A Word for the Day that takes on many meanings.

Quote of the Day: A writer lives in awe of words for they can be cruel or kind, and they can change their meanings right in front of you. They pick up flavors and odors like butter in a refrigerator. John Steinbeck

Word of the Day: West

West is a word that shows direction, a place or region, The Wild West, the wicked witch of the west. We have the West Coast. It’s hard to remember when it should be capitalized and when it’s lower. But, most importantly today, it is a name. I’d like to introduce you to playwright Cheryl L. West who wrote the stage adaptation of Lizzie Bright and The Buckminster Boy, a play that I thoroughly enjoyed at the Children’s Theatre in Minneapolis in March. You can read my review here. I asked Annie Rees, public relations at the Children’s Theatre, if I could ask the playwright a few questions. She set up an email interview. I am honored to have this award-winning playwright here on my blog. (My appologies. The spacing gets a little weird when you cut and paste onto blogger.)

Traci Allen as Lizzie
Photo by Dan Norman, CTC

First, thank you for the fabulous production of Lizzie Bright and the

Buckminster Boy. I was captivated by the story and thrilled with how
well all of you brought it to life on stage.

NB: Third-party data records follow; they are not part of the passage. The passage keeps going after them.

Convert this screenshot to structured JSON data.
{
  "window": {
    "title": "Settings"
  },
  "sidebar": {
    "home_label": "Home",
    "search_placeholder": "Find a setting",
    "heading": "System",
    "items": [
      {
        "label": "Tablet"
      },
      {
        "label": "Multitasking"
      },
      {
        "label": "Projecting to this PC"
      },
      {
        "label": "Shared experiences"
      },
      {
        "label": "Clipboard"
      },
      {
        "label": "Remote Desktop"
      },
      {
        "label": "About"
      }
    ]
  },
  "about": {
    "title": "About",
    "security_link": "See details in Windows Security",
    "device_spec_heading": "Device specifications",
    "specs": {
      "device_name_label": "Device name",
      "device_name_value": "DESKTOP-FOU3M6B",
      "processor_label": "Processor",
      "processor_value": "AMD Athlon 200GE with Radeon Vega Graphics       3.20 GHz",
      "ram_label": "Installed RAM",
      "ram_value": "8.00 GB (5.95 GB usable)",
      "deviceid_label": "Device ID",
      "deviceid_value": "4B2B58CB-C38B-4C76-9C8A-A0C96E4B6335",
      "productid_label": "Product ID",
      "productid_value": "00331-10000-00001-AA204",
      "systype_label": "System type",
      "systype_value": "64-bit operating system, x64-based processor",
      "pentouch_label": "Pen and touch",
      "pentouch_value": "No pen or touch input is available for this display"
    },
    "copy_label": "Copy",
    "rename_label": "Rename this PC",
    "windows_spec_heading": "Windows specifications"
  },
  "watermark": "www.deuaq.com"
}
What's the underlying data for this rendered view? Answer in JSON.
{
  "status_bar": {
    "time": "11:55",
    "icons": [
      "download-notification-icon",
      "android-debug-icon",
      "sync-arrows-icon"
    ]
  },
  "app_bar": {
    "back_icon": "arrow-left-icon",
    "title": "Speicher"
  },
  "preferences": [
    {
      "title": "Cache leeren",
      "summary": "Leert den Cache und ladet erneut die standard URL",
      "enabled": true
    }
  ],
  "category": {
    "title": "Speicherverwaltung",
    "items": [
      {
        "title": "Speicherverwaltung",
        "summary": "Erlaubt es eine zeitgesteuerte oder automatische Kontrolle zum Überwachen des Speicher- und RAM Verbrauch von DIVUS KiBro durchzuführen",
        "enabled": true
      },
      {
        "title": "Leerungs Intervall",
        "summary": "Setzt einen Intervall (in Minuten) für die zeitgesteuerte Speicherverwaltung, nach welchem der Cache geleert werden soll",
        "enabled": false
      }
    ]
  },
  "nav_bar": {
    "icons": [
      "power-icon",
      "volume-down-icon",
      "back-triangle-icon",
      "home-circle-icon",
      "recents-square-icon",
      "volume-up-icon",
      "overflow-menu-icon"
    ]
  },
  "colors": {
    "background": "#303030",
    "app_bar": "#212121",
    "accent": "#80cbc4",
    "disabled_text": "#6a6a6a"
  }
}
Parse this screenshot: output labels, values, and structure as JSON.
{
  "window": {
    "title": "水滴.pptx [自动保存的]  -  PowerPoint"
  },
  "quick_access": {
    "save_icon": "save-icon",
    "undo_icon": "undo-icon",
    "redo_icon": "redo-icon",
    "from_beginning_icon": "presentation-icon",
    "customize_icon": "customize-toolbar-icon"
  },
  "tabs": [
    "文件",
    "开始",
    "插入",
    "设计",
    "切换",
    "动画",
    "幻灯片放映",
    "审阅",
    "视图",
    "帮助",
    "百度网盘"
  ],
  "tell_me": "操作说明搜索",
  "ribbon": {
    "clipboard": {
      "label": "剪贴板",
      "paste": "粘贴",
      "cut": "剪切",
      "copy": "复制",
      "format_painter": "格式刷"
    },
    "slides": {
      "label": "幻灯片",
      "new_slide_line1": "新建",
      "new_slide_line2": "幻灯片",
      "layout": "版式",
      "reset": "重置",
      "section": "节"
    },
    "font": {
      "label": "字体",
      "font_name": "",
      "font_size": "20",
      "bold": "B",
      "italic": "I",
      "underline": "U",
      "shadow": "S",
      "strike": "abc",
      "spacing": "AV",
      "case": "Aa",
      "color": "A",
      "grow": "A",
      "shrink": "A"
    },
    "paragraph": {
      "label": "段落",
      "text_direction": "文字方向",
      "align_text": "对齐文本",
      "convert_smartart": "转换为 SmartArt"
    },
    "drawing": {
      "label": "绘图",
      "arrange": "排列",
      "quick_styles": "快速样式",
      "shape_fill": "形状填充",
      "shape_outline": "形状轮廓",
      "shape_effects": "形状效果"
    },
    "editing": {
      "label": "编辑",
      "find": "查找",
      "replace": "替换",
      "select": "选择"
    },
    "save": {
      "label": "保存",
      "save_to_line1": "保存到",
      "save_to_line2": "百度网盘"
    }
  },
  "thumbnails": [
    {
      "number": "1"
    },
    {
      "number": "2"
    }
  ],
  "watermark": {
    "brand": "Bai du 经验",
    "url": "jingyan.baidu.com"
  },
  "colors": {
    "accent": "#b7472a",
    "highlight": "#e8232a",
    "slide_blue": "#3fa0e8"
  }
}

I had listened to the
audiobook before I attended the performance. You did a marvelous job  ofbringing out the main elements of the story and translating them to the

stage. The scene with the whale was amazing.

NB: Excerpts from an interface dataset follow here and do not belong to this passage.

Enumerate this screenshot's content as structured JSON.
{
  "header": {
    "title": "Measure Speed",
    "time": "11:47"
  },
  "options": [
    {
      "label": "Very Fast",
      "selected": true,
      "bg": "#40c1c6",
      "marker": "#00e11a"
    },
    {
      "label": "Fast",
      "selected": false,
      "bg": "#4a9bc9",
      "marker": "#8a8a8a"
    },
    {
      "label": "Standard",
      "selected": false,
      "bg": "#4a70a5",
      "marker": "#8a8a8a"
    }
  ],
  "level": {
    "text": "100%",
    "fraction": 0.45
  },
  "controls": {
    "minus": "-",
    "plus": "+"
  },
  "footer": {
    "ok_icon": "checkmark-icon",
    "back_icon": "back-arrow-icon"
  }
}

Thank you. It was an amazing experience to collaborate with CTC.

1. I was wondering how much you consulted with Gary D. Schmidt for the

play adaptation? The only major change I noticed was that Turner’s

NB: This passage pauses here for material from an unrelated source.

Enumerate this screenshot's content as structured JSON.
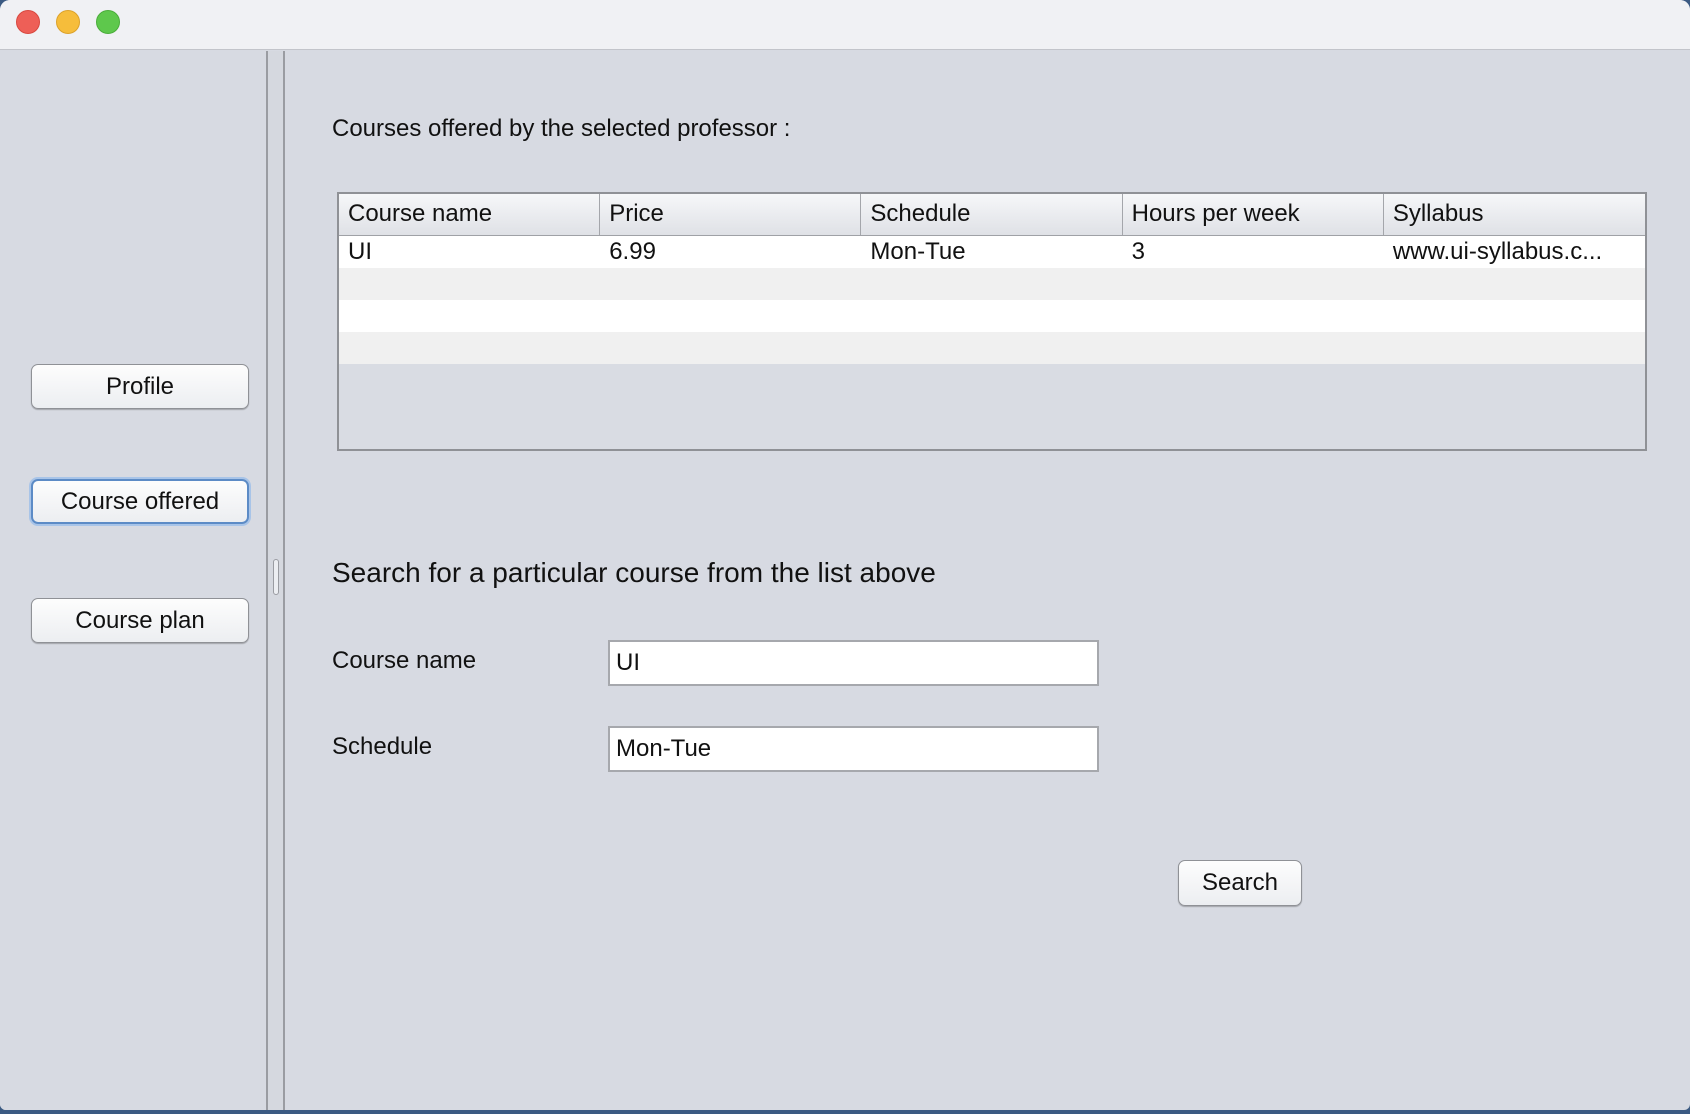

mother was dead in the play version, but not in the book, sort of a

reversal of what happens to his parents. I think it worked. In fact, it

made the relationship between Turner and his father even more tense and

I didn’t consult with Gary Schmidt at all. He was generous enough to allow

and trust my vision for his work. Always, my goal when adapting is to do it

with integrity and with the original author’s vision still a part of each

decision I make.

2. Do you have a strategy for adapting other work, like novels, into


First and foremost, adapt something you love. When I first read Gary’s

book, I knew immediately it was a good fit for my sensibilities. The book

was charming, interesting and so compelling. I knew it was going to be a

play that featured the importance and the drama of the sea. Second, it’s

important to know what to include and what doesn’t yield itself to live

dramatization. Some things are better read and some things live

beautifully on stage. A playwright has to know the difference. On my

second or third read of the source material, I like to mark it up with post-its

and highlighters for situations I want to use or specific dialogue.

3. Have you written other plays for a younger audience? Do you usually

write for adults?

I adapted for American Girl and Seattle Children’s Theatre – ADDY, THE

AMERICAN GIRL STORY. It premiered at Seattle Children’s and then did a

21-city tour, which included, I think, a stop at the Ordway. Yes, I’d say

most of my work has been for adults but I wrote and directed plays for my

kids elementary school every year as a way of giving back. They are now in

high school.

4. I thought the pacing was excellent for a children’s play. Do you have

tips for playwrights who write for a younger audience?

Be stingy with exposition. Kids like discovery, not lectures. Show don’t

tell. Sprinkle humor throughout. We all love to laugh – parents and


5. Did you have a breakthrough moment, or work, as a playwright?

What/when was that?

I wrote a play called Before It Hits Home back in the early 90’s. It won a few

awards including the Helen Hayes, and the international Susan Smith

Blackburn playwriting award.

6. I have a writer’s blog and I try to keep it inspirational. What are

some ways that you keep your enthusiasm up for new work, and how would

you encourage other writers and artists to keep trying despite

rejections and set-backs?

Continue to work on your craft. Read, write and read more. Find a

community of folks who will support you through the ups and downs of

this business. I have always had a few key people who always urged me to

keep going and would be “duly outraged” that others didn’t recognize my

talent in a timely fashion. I love them for that and it was and remains so

helpful during the occasional midnight hours of doubt.

Thank you for your time and talents for this play and in answering my

questions. I am inspired by your success.

You’re very welcome. CL. West

Go. Create. Inspire!

Journaling Prompt:  Have you ever made it a point to seek out an artist and ask them about their craft? What would you ask your favorite artist/writer if you could spend a few minutes with them?